Philip is awaiting the publication of his sure-to-be successful second novel. He feels pushed out of his city in order to get in touch with his creativity. His relationship with his girlfriend Ashley (Elizabeth Moss) is falling apart, and he has no intent to promote his own novel, leading him to shack up with his new mentor Ike (Jonathan Pryce), leaving his city life behind. Each has their own motives: Ike wants someone he can use to elevate his sense of self-importance, and Philip wants to stay true to all of the clichés while debunking them by seeking a true artistic experience.
I don’t think I could be in a room with any of these characters for more than five minutes without wanting to leave or without hitting them over the head. It’s a film about calculated egotism, the absolute in-your-face pride creative types have over their own self-worth, and it doesn’t let any of them off the hook. Philip is a maddeningly nihilistic, insecure jerk, and Ike is a know-it-all who believes that he’s superior to the relationships he’s tossed away in the past. Even Ashely, who is the most likable of the three, still has her own level of ego, especially when you see her interacting with her sister. We’re never supposed to congratulate these character flaws, and we’re not supposed to see them as justified by their talent. These people, Philip and Ike in particular, are hugely unpleasant individuals who’ve let their own egregious attitudes toward their own skills ruin any type of charm they may have at one point in time possessed.
That being sad: Schwartzman is a delight in the role, making Philip, as despicable of a person as he is, immensely watchable. From Rushmore to Listen Up Philip, Schwartzman has often played characters who are often either misunderstood, posturing wildly, smug, or all of the above, and Listen Up Philip is a wonderful amalgamation of all that he’s done thus far in his career, and it very well may be his best performance to date.
Supporting turns by Moss and Pryce are equally as strong, with each getting their own segments to truly shine. Moss in particular delivers an interesting performance, playing equally off-putting as well as alluring.

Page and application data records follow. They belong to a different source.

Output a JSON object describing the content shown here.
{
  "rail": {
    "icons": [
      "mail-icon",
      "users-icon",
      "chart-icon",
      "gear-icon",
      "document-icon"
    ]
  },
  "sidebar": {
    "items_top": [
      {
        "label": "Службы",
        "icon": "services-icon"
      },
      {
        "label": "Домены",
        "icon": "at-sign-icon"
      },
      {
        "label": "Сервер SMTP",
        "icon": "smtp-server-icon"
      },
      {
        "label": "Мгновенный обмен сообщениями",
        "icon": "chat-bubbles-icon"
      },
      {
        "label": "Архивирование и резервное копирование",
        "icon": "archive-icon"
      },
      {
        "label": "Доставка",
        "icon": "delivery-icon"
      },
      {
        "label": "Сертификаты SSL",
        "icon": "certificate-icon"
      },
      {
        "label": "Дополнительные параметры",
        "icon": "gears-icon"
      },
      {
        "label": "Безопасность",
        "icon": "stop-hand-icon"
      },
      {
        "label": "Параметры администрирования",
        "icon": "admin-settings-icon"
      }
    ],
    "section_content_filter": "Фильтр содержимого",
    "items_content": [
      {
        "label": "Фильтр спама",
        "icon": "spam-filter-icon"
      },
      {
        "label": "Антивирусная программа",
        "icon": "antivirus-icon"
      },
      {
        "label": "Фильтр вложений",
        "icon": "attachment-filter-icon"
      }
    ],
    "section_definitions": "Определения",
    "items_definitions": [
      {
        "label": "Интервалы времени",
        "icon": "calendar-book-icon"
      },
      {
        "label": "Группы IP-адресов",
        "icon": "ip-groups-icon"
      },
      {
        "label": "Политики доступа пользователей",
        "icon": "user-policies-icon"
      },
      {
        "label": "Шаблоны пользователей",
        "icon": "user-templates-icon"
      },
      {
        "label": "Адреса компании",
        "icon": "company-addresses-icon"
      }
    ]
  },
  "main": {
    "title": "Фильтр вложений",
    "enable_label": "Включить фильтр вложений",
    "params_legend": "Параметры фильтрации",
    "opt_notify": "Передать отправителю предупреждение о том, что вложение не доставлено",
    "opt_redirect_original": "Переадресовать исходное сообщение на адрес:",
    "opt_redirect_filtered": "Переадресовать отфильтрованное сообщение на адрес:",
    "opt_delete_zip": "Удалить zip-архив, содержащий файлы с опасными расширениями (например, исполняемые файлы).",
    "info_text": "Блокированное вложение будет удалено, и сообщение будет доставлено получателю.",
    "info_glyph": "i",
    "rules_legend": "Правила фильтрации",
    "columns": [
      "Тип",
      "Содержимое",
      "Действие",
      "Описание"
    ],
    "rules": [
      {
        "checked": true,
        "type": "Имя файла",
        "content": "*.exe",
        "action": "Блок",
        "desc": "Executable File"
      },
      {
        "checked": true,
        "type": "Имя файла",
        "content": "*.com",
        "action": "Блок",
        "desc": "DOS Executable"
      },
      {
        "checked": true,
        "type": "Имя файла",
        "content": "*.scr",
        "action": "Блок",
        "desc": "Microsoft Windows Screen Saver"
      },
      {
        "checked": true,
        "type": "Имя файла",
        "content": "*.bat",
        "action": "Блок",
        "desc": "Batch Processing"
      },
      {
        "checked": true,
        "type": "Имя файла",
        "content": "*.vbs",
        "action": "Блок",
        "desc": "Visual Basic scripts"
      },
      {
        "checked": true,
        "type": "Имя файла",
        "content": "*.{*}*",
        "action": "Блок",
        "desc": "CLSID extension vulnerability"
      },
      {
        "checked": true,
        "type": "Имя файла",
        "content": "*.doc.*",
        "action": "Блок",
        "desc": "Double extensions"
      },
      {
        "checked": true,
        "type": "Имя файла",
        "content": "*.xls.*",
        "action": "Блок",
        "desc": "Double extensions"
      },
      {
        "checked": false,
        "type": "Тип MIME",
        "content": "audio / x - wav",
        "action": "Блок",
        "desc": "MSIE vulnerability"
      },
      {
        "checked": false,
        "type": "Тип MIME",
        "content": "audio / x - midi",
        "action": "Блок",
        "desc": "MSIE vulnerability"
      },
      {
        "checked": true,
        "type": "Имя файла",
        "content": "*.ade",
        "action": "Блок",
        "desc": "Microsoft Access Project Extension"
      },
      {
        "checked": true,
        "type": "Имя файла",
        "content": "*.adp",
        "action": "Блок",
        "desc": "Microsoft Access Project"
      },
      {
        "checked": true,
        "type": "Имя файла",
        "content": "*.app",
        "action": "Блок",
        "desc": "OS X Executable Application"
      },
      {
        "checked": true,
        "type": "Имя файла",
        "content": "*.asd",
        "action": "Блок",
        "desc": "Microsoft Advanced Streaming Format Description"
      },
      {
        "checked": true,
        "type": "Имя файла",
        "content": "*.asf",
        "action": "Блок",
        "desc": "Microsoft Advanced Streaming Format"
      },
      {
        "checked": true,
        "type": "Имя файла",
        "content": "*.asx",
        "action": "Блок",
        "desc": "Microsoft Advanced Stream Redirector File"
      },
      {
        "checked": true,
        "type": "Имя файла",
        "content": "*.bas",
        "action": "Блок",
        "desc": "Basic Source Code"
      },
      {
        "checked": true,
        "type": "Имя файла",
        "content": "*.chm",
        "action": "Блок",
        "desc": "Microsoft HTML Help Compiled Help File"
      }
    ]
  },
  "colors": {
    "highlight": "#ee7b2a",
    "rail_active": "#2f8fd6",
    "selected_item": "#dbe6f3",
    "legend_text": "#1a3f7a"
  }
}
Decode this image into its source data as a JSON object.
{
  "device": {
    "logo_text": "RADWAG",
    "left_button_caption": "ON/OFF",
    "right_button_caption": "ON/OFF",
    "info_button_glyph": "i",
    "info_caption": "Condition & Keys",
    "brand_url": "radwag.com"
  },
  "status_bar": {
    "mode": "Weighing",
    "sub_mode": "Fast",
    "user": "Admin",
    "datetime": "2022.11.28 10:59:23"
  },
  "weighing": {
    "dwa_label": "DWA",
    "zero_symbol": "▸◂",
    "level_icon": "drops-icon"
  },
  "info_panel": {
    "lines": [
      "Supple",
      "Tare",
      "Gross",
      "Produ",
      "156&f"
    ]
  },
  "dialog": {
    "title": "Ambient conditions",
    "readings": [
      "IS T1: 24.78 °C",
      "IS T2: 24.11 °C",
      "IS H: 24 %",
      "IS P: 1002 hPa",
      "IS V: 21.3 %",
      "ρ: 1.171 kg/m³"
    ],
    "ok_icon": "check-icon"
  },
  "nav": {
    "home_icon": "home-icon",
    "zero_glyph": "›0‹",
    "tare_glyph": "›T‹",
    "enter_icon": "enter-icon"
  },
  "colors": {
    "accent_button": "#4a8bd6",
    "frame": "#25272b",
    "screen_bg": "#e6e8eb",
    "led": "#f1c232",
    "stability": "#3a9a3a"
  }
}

The script is a persistent exercise in language. The characters are constantly trying to say something that contradicts the words coming out of their moths. It’s all about people who know one another through a shallow filter. They think they’re saying what they mean when instead they’re simply playing a part they’ve written for themselves. It’s hard to know what to want from these characters when they’ve seemingly given up all pretenses of changing, aside from Ashely, who gets a cat, learns to love her job without Philip and how to live alone.
Despite enjoying the film from a technical standpoint, I don’t know how well I enjoyed it. It is a well done film by director Perry, and the performances and script are all nicely executed, but it wasn’t anything I connected to. Like its characters, the film is largely emotionless, merely a portrait, a glimpse into another world but largely surface level. Running a bit longer than it needs to doesn’t help, but regardless of any nitpicks, this is surely an interesting film and unlike many put out this year. It has its own particular atmosphere stamped on it.
Listen Up Philip is out now.